Morgan TidelandsMorgan Tidelands

Beachcombers and birdwatchers can now enjoy longer west-side beach walks on nature-rich Sunset Beach thanks to a private donation to the Whidbey Camano Land Trust. Over 16-acres of undeveloped tidelands will link two existing publicly-owned tideland tracts and create a continuous 2.2 mile public access resource.

Long time Oak Harbor resident, Beatrice Morgan, donated 19 undeveloped tideland lots that extend more than a quarter mile along the Strait of Juan de Fuca near West Beach and Fort Nugent roads.

In the early 1970’s, her now deceased husband, Hubert, designed and developed the nearby Sea View subdivision along West Beach Road. As part of his design, Morgan separated the 16.5-acres of tidelands from the residential lots on the west side of West Beach Road. After his death in 2003, Beatrice Morgan held onto the strip of beach access, and with the help of her son, Robert, decided to donate it to the Land Trust.

“We bought that land around 1954 and Hubert developed some of it but he left the beach and bluff untouched,” Beatrice Morgan said. “We used to take our two young grandsons to enjoy that land years ago, but we haven’t visited it in years. I’m glad that the public will be able to use it.”

The important stretch of land has beach and steep feeder bluffs that are home to a variety of sea and shorebirds. The land is situated about a half mile northwest of the Land Trust’s Del Fairfax Forest Preserve. It can be accessed about one mile north along West Beach Road. Public ownership will ensure future generations of beach walkers and naturalists will not be blocked from the area by owners who may not want the public on their private tidelands.

Securing public access to tidelands is a high priority for us because it provides more opportunities for the public to experience the range of habitats found on the County’s islands.

“This generous donation assures that current and future generations will always have access to this remarkable beach,” said Dyanne Sheldon, Land Trust board member. “The shoreline’s steep bluffs are a distinct and fragile habitat, and we want to remind beach walkers to ‘tread lightly’ on their visits to help keep this delicate habitat intact and functioning as a place for all to enjoy.”

About a third of Island County’s 214-acres of marine shoreline is publicly owned and accessible by the public.

Libbey Beach Tidelands

Libbey Beach Park is a great place to picnic, walk, explore the diverse nearshore environment and observe a wide variety of shorebirds. And now, with the Land Trust’s purchase of 1,200 feet of private tidelands donated to Island County as an addition to the Libbey Beach County Park, community members will have even more to enjoy.

Nearshore birds seen along the beach include Harlequin Ducks that feed just offshore, Black Oystercatchers feeding on the rocks at low tides, and Double-crested Cormorants, Common and Red-Throated Loons, Horned and Western Grebes, Surf Scoters, gulls and more.

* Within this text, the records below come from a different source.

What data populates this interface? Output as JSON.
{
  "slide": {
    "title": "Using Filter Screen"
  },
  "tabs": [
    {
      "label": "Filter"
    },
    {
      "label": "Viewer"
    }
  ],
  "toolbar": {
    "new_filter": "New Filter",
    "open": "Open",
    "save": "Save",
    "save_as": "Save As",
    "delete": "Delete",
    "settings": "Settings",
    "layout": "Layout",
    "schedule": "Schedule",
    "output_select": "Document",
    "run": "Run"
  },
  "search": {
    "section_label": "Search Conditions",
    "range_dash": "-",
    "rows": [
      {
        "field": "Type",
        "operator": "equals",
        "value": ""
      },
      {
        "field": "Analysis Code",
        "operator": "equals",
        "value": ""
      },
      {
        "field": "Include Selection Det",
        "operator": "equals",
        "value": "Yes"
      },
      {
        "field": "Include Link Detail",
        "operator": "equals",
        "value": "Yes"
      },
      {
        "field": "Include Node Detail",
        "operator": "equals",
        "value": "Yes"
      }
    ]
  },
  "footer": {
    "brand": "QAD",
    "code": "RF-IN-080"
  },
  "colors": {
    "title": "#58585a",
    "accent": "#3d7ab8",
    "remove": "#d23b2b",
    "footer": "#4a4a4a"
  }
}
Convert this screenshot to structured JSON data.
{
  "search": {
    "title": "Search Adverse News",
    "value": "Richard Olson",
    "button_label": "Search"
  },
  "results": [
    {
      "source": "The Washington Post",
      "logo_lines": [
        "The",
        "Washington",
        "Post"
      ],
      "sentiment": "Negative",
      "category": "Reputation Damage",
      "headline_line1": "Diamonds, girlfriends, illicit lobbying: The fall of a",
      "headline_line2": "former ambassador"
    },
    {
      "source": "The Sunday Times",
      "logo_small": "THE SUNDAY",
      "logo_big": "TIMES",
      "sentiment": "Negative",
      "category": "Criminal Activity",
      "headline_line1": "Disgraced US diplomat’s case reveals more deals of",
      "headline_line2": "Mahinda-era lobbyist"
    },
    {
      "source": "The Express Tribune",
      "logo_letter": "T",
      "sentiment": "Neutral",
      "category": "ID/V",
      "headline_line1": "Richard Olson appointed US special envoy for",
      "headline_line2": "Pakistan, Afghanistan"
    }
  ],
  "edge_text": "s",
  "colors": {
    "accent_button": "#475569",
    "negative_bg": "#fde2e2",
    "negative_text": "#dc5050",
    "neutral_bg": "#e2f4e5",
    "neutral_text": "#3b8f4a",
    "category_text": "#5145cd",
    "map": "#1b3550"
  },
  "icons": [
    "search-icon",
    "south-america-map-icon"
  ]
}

Island County is encircled by 221 miles of shoreline – nearly 9% of all shoreline in Puget Sound. Less than 50% of its tidelands are publicly owned. There are 44 publicly-owned properties in the County that provide saltwater access to the beach. However, acquiring additional public beach access and tidelands remains a high priority. Tidelands are the strip of land between ordinary low water and ordinary high water. They are part of a very diverse and vital nearshore habitat that provide a rich and abundant source of food and shelter for large numbers of fish and wildlife species.